[Exercise aim] Search the entries for the word "from". Copy every line where it turns up.

[Study material]
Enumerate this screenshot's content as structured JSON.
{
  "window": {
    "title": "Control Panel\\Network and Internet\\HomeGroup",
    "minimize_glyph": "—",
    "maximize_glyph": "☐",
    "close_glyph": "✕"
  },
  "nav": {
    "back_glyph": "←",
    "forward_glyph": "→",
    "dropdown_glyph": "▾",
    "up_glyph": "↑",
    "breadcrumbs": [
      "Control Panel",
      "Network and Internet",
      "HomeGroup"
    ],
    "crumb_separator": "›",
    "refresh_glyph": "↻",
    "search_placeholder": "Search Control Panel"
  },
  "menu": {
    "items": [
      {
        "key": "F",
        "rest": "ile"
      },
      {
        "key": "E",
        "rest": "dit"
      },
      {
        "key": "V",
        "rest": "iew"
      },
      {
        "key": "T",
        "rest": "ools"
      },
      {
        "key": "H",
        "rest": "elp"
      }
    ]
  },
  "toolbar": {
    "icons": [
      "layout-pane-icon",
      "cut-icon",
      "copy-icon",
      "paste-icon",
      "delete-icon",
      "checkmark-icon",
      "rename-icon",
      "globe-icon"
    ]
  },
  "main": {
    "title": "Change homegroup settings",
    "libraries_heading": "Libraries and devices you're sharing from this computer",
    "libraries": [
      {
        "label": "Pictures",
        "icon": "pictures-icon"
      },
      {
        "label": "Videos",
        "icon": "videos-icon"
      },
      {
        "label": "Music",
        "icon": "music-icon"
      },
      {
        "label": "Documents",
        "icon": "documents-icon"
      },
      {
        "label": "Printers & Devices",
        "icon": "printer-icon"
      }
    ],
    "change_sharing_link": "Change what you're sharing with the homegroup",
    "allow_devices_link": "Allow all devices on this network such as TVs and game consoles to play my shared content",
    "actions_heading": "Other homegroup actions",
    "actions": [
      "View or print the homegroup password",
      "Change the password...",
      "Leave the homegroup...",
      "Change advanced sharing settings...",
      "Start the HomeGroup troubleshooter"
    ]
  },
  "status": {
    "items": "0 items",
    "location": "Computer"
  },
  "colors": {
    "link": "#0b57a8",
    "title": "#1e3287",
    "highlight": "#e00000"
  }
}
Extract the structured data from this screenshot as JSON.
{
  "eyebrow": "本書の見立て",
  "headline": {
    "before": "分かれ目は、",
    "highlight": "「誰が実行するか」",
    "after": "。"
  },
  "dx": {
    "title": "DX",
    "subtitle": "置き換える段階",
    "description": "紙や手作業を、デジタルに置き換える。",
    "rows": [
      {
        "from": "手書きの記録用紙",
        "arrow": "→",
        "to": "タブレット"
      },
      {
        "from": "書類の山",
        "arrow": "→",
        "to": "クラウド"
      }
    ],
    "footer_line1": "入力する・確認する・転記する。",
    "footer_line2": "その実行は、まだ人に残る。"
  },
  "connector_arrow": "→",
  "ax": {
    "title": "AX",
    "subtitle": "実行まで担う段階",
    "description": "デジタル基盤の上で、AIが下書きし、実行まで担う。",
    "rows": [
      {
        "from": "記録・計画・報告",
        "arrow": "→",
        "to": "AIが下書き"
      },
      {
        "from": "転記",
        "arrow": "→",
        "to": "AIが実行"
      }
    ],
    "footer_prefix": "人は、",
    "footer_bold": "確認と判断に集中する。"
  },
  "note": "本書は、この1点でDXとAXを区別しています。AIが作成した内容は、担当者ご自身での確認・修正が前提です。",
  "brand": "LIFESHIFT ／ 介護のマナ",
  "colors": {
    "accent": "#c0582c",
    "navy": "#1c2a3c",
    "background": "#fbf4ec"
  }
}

[Exercise answer]
    "libraries_heading": "Libraries and devices you're sharing from this computer",
Extract the structured data from this screenshot as JSON.
        "from": "手書きの記録用紙",
        "from": "書類の山",
        "from": "記録・計画・報告",
        "from": "転記",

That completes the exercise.